WHAT THE TASK REQUIRES
Which lines of the entries below include "caption"? List them all.

Element data from apps and pages
-------
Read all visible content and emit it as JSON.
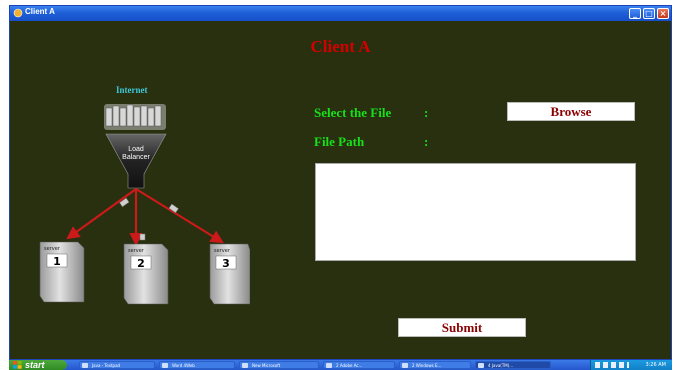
{
  "window": {
    "title": "Client A"
  },
  "header": {
    "title": "Client A"
  },
  "diagram": {
    "top_label": "Internet",
    "balancer_label_line1": "Load",
    "balancer_label_line2": "Balancer",
    "server_label": "server",
    "servers": [
      "1",
      "2",
      "3"
    ]
  },
  "form": {
    "select_file_label": "Select the File",
    "file_path_label": "File Path",
    "colon": ":",
    "browse_label": "Browse",
    "file_path_value": "",
    "submit_label": "Submit"
  },
  "taskbar": {
    "start_label": "start",
    "items": [
      "Java - Textpad",
      "Word 4Web",
      "New Microsoft",
      "2 Adobe Ac...",
      "2 Windows E...",
      "4 Java(TM)..."
    ],
    "clock": "3:26 AM"
  },
  "colors": {
    "background": "#28300f",
    "title": "#d40000",
    "labels": "#18e018",
    "button_text": "#8b0000",
    "internet_label": "#40c8d8",
    "arrows": "#cc1a1a"
  }
}
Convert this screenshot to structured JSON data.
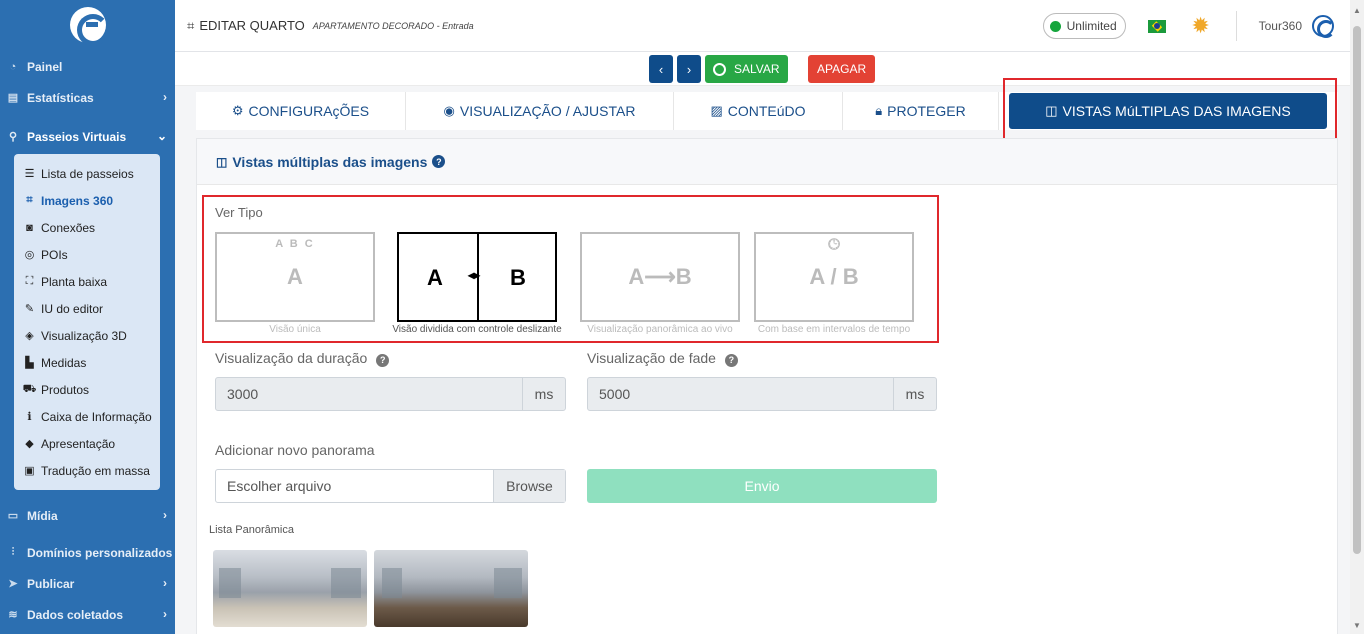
{
  "sidebar": {
    "items_top": [
      {
        "label": "Painel",
        "icon": "gauge-icon"
      },
      {
        "label": "Estatísticas",
        "icon": "chart-icon"
      },
      {
        "label": "Passeios Virtuais",
        "icon": "route-icon"
      }
    ],
    "submenu": [
      {
        "label": "Lista de passeios",
        "icon": "list-icon"
      },
      {
        "label": "Imagens 360",
        "icon": "frame-icon"
      },
      {
        "label": "Conexões",
        "icon": "link-icon"
      },
      {
        "label": "POIs",
        "icon": "target-icon"
      },
      {
        "label": "Planta baixa",
        "icon": "map-icon"
      },
      {
        "label": "IU do editor",
        "icon": "tools-icon"
      },
      {
        "label": "Visualização 3D",
        "icon": "cube-icon"
      },
      {
        "label": "Medidas",
        "icon": "ruler-icon"
      },
      {
        "label": "Produtos",
        "icon": "cart-icon"
      },
      {
        "label": "Caixa de Informação",
        "icon": "info-icon"
      },
      {
        "label": "Apresentação",
        "icon": "diamond-icon"
      },
      {
        "label": "Tradução em massa",
        "icon": "translate-icon"
      }
    ],
    "items_bottom": [
      {
        "label": "Mídia",
        "icon": "monitor-icon"
      },
      {
        "label": "Domínios personalizados",
        "icon": "sitemap-icon"
      },
      {
        "label": "Publicar",
        "icon": "send-icon"
      },
      {
        "label": "Dados coletados",
        "icon": "layers-icon"
      }
    ]
  },
  "header": {
    "title": "EDITAR QUARTO",
    "subtitle": "APARTAMENTO DECORADO - Entrada",
    "plan": "Unlimited",
    "user": "Tour360"
  },
  "actions": {
    "prev": "‹",
    "next": "›",
    "save": "SALVAR",
    "delete": "APAGAR"
  },
  "tabs": [
    {
      "label": "CONFIGURAçÕES",
      "icon": "cogs-icon"
    },
    {
      "label": "VISUALIZAÇÃO / AJUSTAR",
      "icon": "eye-icon"
    },
    {
      "label": "CONTEúDO",
      "icon": "images-icon"
    },
    {
      "label": "PROTEGER",
      "icon": "lock-icon"
    },
    {
      "label": "VISTAS MúLTIPLAS DAS IMAGENS",
      "icon": "columns-icon"
    }
  ],
  "panel": {
    "title": "Vistas múltiplas das imagens",
    "view_type_label": "Ver Tipo",
    "view_types": [
      {
        "caption": "Visão única",
        "text": "A",
        "markers": "A B C"
      },
      {
        "caption": "Visão dividida com controle deslizante",
        "left": "A",
        "right": "B",
        "arrows": "◂▸"
      },
      {
        "caption": "Visualização panorâmica ao vivo",
        "text": "A⟶B"
      },
      {
        "caption": "Com base em intervalos de tempo",
        "text": "A / B"
      }
    ],
    "duration_label": "Visualização da duração",
    "duration_value": "3000",
    "duration_unit": "ms",
    "fade_label": "Visualização de fade",
    "fade_value": "5000",
    "fade_unit": "ms",
    "add_label": "Adicionar novo panorama",
    "file_placeholder": "Escolher arquivo",
    "browse": "Browse",
    "send": "Envio",
    "list_label": "Lista Panorâmica"
  }
}
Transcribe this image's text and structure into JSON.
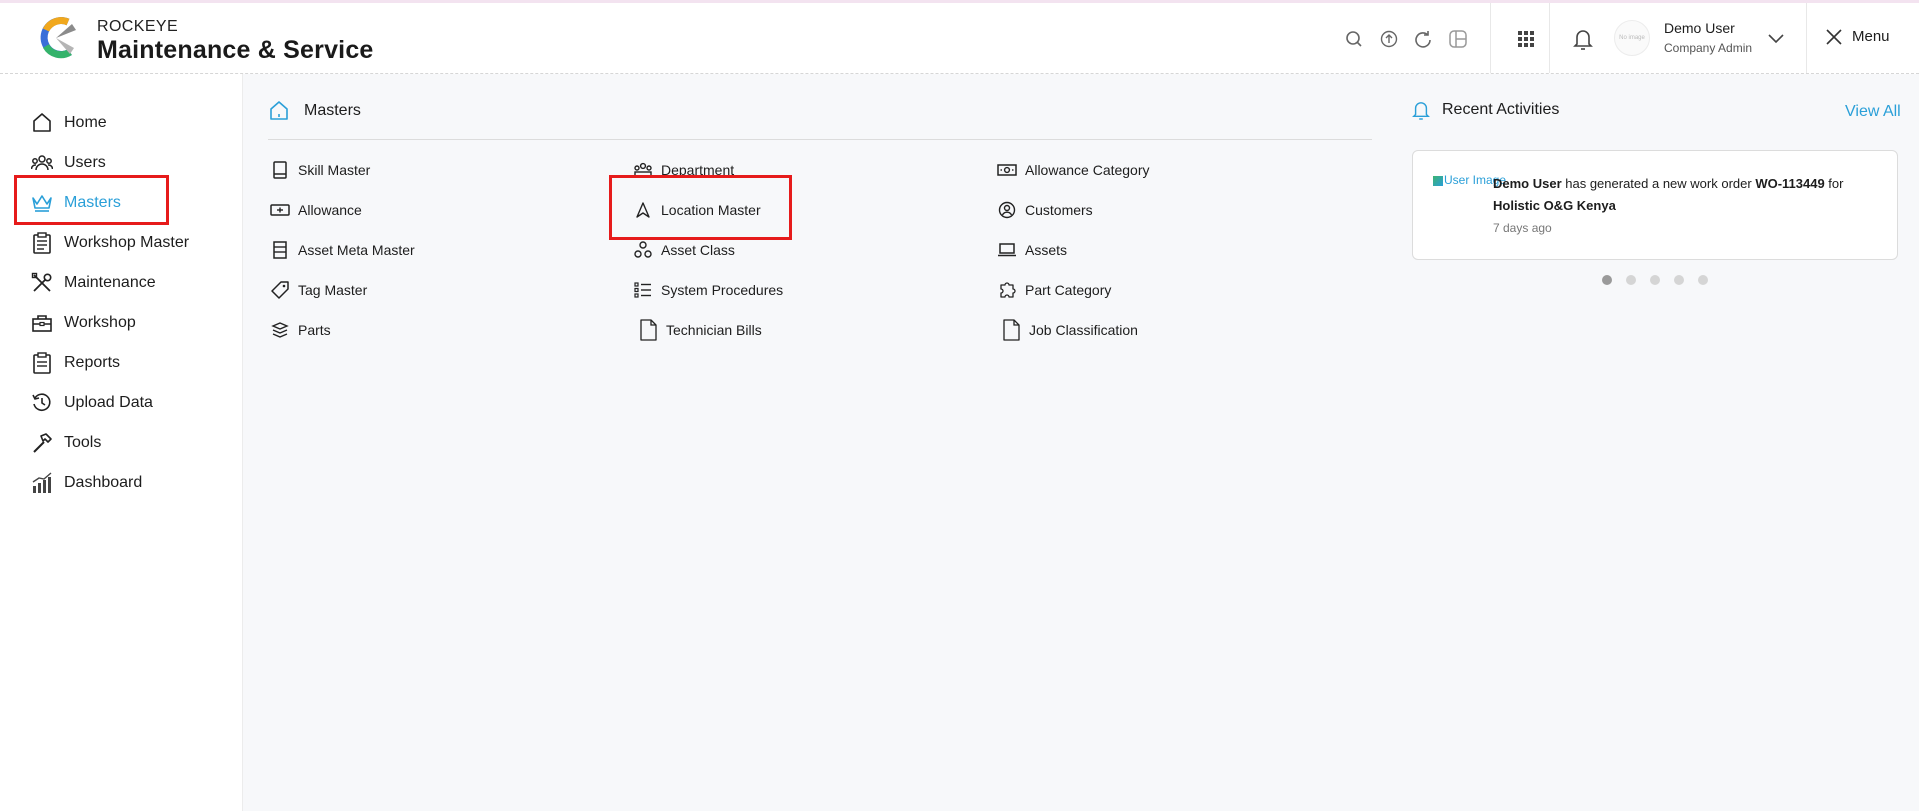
{
  "brand": {
    "small": "ROCKEYE",
    "title": "Maintenance & Service"
  },
  "header": {
    "icons": [
      "search-icon",
      "upload-icon",
      "refresh-icon",
      "layout-icon",
      "apps-grid-icon",
      "bell-icon"
    ],
    "avatar_alt": "No image",
    "user_name": "Demo User",
    "user_role": "Company Admin",
    "menu_label": "Menu"
  },
  "sidebar": {
    "items": [
      {
        "label": "Home",
        "icon": "home-icon"
      },
      {
        "label": "Users",
        "icon": "users-icon"
      },
      {
        "label": "Masters",
        "icon": "crown-icon"
      },
      {
        "label": "Workshop Master",
        "icon": "clipboard-icon"
      },
      {
        "label": "Maintenance",
        "icon": "tools-icon"
      },
      {
        "label": "Workshop",
        "icon": "toolbox-icon"
      },
      {
        "label": "Reports",
        "icon": "report-icon"
      },
      {
        "label": "Upload Data",
        "icon": "history-icon"
      },
      {
        "label": "Tools",
        "icon": "hammer-icon"
      },
      {
        "label": "Dashboard",
        "icon": "chart-icon"
      }
    ]
  },
  "masters": {
    "title": "Masters",
    "col1": [
      {
        "label": "Skill Master",
        "icon": "book-icon"
      },
      {
        "label": "Allowance",
        "icon": "allowance-icon"
      },
      {
        "label": "Asset Meta Master",
        "icon": "list-box-icon"
      },
      {
        "label": "Tag Master",
        "icon": "tag-icon"
      },
      {
        "label": "Parts",
        "icon": "layers-icon"
      }
    ],
    "col2": [
      {
        "label": "Department",
        "icon": "department-icon"
      },
      {
        "label": "Location Master",
        "icon": "navigation-icon"
      },
      {
        "label": "Asset Class",
        "icon": "nodes-icon"
      },
      {
        "label": "System Procedures",
        "icon": "checklist-icon"
      },
      {
        "label": "Technician Bills",
        "icon": "document-icon"
      }
    ],
    "col3": [
      {
        "label": "Allowance Category",
        "icon": "cash-icon"
      },
      {
        "label": "Customers",
        "icon": "user-circle-icon"
      },
      {
        "label": "Assets",
        "icon": "laptop-icon"
      },
      {
        "label": "Part Category",
        "icon": "puzzle-icon"
      },
      {
        "label": "Job Classification",
        "icon": "document-icon"
      }
    ]
  },
  "recent": {
    "title": "Recent Activities",
    "view_all": "View All",
    "card": {
      "img_alt": "User Image",
      "user": "Demo User",
      "middle": " has generated a new work order ",
      "wo": "WO-113449",
      "for": " for ",
      "company": "Holistic O&G Kenya",
      "time": "7 days ago"
    },
    "pages": 5,
    "active_page": 1
  },
  "highlight_color": "#e61b1b",
  "accent_color": "#2a9fd8"
}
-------
TASK SOLUTION
        "caption": "Visão única",
        "caption": "Visão dividida com controle deslizante",
        "caption": "Visualização panorâmica ao vivo",
        "caption": "Com base em intervalos de tempo",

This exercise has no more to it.